On February 7, Liberal MP John Turner stepped aside as Leader of the Opposition. When he arrived in the Commons for question period he was greeted with applause from all parties. “John, you served Canada well,” said Prime Minister Brian Mulroney.

The Interim is probably the only paper in Canada to disagree with the PM. John Turner served Canada in a variety of offices, but none was more important than his role as Minister of Justice in 1969 when he piloted the legalization of abortion through the Commons. Before he did so he had a choice: go along with the Trudeau proposal, or leave it alone. He chose politics before truth, made the project his own and has proudly defended it ever since.

Dennis Mills

Toronto MP Dennis Mills, whose rather imperfect photo graced our February 1990 front page as one of the candidates for leader of the federal Liberal party, has shelved his plans to run.

His supporters gave as reason a general disappointment with the way the focus of the race has turned to tactics instead of substance, with candidates refusing to become specific about such things as tax reform.

Clifford Lincoln

On February 12, leadership candidate Clifford Lincoln lost his bid to become the MP for the Quebec riding of Chambly. His run for the Liberal leadership has, to all intents and purposes, bit the dust. This reduces to five the number of leadership candidates, three of whom are pro-abortion, two pro-life.

Liberals for Life

Pro-life Liberals continue to organize, reported the Toronto Star (Feb. 8). But the group won’t yet endorse either of the only would-be leaders who are committed to oppose abortion. Both are Toronto MPs: Scarborough West’s Tom Wappel and John Nunziata from York south-Weston.

“We’re not supporting a particular candidate at the moment. We’re supporting a vision,” Liberals for Life national chairman, Dan McCash told The Interim.

“Both (candidates) would like us to endorse them but we won’t do that yet,” he added.

Under the title “Pro-Life group plunges into Liberal race,” the Star noted that Liberals for Life has installed “team captains” in ridings across the country. In Metro Toronto, it reported, at least three ridings had witnessed an influx of pro-life memberships.

A week later Roy MacGregor of the Ottawa Citizen (Feb. 14) under the headline, “Anti-abortion army stirs up Liberal race,” reported that the Chretien workers had been taken off guard in Peterborough, Ontario, Liverals for Life had walked in, and “tabled new memberships adding up to more than half the total.”

Peterborough, the Liberals are now saying, was won by Tom Wappel, stated MacGregor.

“He’s got that silent little army,” he quoted a Martin organizer as saying. “They’re almost an underground movement in that mainstream Liberals don’t know who they are.”

Meanwhile, in Sault Ste. Marie, a membership chairman committed to Shiela Copps, played the Liberals for life a dirty trick.

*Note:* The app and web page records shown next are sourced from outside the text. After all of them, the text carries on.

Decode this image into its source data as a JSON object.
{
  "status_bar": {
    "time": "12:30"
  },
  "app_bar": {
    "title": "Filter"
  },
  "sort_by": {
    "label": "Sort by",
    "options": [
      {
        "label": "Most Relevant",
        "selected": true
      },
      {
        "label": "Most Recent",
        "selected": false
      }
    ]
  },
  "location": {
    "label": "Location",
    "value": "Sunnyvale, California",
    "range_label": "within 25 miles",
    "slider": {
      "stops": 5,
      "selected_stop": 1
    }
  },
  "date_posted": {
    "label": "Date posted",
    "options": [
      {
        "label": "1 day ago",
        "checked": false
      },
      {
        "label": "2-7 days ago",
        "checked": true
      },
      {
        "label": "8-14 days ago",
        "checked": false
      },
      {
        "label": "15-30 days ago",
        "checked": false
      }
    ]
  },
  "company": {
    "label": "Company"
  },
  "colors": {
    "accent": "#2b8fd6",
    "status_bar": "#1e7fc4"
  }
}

When they showed up two days before the deadline with 270 memberships, she faithfully promised to enter them on the computer. When the deadline arrived, their names were not there. When they protested the Chretien partisans insisted on the letter of the law and the Liberals for Life names were thrown out.

Ontario Leadership

In Ontario two candidates have declared themselves in the running for the PC leadership convention to be held on May 12.

Dianne Cunningham, MPP for London-North and elected in a 1988 by-election, considers “abortion to be a matter between a woman and her doctor.” As far as pro-Life PC’ers are concerned, this disqualifies her without further ado.

The other candidate is Michael Harris, MPP for Nipissing. He is a small businessman, who had a brief experience as Minister of Natural Resources before the defeat of his party in the April 1985 election. Mr. Harris has criticized the Liberal government for its pro-abortion policies but it is not clear what steps he himself would take as Premier.

In December,1986 he voted against the protection of the homosexual lifestyle bill. He favors Sunday shopping but would want to hold a referendum first.